**Source records**
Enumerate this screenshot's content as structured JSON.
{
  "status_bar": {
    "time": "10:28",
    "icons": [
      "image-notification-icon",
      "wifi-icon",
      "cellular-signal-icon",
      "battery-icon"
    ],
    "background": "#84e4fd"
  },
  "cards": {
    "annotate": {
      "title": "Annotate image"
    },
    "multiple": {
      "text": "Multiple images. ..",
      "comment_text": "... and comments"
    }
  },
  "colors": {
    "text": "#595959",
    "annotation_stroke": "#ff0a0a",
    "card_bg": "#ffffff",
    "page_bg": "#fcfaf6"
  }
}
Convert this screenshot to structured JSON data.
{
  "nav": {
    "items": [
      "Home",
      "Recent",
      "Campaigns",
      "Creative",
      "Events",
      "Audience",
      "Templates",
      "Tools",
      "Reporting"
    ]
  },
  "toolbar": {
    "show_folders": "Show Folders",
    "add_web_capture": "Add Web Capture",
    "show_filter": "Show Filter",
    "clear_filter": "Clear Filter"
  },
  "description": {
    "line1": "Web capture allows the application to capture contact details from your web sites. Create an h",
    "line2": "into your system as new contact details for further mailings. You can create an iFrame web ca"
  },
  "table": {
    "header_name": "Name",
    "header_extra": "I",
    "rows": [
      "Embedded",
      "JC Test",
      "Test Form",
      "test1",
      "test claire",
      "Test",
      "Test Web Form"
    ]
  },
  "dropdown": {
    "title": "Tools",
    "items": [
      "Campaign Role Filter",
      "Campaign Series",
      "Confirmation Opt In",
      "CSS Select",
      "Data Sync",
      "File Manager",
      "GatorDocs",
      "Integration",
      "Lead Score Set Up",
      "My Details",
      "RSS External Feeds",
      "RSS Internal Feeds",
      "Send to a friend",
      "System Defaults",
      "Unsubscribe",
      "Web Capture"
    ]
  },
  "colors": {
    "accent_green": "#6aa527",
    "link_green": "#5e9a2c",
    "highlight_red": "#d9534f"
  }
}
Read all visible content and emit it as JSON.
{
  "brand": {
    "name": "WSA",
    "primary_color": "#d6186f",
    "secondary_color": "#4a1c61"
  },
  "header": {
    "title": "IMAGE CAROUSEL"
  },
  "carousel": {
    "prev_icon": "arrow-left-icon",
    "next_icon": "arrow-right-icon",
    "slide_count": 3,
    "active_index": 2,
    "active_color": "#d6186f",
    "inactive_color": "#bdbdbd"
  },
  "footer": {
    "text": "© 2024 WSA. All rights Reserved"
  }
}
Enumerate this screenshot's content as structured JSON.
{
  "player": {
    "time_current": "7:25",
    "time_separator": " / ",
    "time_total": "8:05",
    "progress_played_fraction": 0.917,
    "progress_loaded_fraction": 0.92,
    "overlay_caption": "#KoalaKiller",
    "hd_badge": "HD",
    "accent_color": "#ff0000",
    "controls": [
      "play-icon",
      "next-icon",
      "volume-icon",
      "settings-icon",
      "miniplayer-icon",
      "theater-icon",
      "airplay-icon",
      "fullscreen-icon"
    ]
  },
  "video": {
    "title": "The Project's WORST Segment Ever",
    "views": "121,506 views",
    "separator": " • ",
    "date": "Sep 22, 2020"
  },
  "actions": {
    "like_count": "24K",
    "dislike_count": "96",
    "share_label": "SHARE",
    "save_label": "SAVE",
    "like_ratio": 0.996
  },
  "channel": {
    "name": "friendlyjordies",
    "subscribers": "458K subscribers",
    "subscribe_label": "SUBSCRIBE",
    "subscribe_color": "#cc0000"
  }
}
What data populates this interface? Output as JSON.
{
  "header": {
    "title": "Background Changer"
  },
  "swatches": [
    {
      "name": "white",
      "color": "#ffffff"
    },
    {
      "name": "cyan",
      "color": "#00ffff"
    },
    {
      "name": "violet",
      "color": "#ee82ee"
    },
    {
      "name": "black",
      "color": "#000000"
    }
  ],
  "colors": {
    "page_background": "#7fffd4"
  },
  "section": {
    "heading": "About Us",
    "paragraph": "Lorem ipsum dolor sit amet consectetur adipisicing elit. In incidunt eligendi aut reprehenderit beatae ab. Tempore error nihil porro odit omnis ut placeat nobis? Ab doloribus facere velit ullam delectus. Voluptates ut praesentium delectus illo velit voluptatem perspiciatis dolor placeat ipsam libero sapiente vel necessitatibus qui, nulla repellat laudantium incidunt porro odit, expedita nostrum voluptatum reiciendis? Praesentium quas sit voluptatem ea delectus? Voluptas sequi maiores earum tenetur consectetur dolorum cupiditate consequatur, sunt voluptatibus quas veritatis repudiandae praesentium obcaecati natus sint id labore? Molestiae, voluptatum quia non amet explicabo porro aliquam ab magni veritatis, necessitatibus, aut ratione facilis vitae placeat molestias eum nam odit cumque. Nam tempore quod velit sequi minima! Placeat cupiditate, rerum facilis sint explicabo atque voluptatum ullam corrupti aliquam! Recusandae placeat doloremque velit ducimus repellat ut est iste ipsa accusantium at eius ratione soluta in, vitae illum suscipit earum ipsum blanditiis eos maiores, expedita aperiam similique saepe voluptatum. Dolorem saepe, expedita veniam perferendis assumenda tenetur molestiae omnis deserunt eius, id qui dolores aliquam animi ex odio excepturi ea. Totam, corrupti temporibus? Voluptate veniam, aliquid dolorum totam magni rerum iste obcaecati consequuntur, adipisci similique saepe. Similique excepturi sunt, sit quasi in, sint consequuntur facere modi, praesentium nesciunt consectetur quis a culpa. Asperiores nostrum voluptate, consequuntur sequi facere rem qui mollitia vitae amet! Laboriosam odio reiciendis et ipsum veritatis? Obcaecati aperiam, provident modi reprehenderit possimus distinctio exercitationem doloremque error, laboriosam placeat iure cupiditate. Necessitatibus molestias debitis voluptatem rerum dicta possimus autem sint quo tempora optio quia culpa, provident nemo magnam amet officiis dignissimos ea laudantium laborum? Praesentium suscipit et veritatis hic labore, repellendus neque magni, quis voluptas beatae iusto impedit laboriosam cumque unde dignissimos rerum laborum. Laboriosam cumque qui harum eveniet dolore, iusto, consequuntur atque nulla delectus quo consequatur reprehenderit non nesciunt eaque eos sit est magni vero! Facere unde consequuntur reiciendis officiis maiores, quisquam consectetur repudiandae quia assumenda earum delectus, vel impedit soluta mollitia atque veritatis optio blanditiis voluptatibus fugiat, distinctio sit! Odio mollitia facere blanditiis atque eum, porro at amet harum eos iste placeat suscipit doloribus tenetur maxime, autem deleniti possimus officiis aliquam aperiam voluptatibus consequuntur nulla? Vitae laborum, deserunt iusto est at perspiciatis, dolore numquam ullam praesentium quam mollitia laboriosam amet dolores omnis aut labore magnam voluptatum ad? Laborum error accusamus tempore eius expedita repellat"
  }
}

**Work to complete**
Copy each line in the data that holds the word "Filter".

**Task solution**
    "show_filter": "Show Filter",
    "clear_filter": "Clear Filter"
      "Campaign Role Filter",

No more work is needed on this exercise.